◆ Web page and app entries ◆
-.-.-

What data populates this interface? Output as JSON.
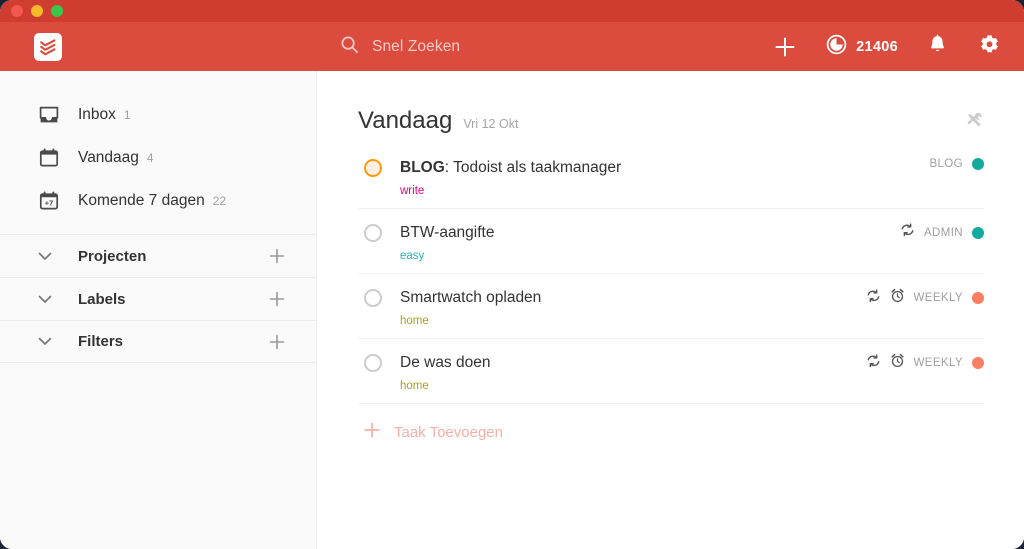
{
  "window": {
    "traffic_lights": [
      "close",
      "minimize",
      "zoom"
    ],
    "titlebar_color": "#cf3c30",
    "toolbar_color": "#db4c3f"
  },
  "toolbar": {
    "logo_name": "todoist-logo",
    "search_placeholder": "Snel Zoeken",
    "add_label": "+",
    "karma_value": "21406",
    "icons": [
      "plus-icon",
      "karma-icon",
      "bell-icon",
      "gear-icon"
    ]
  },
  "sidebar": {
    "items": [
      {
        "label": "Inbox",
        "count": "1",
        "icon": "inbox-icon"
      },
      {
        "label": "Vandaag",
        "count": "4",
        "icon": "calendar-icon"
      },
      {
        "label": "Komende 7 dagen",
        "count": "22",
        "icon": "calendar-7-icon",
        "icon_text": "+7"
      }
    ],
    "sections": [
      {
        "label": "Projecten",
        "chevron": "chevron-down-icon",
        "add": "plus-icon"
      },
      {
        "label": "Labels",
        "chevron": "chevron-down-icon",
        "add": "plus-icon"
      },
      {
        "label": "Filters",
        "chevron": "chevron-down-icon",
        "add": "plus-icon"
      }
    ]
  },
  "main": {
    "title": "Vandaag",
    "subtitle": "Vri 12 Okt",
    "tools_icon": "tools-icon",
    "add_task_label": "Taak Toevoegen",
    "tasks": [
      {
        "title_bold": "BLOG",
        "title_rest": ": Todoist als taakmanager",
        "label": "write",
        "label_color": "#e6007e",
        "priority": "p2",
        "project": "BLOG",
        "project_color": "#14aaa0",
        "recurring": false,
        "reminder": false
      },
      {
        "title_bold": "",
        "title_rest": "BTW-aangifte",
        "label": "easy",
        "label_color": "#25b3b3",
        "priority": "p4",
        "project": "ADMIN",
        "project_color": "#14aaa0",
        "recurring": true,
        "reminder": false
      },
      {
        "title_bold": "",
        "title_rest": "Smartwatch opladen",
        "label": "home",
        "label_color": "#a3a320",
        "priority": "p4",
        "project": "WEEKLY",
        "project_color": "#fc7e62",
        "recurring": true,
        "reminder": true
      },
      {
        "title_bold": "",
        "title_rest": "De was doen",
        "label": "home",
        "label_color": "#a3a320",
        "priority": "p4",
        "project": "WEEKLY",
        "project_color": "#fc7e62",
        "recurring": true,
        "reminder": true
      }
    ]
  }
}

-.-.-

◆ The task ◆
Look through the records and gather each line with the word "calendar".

◆ Final answer ◆
        "icon": "calendar-icon"
        "icon": "calendar-7-icon",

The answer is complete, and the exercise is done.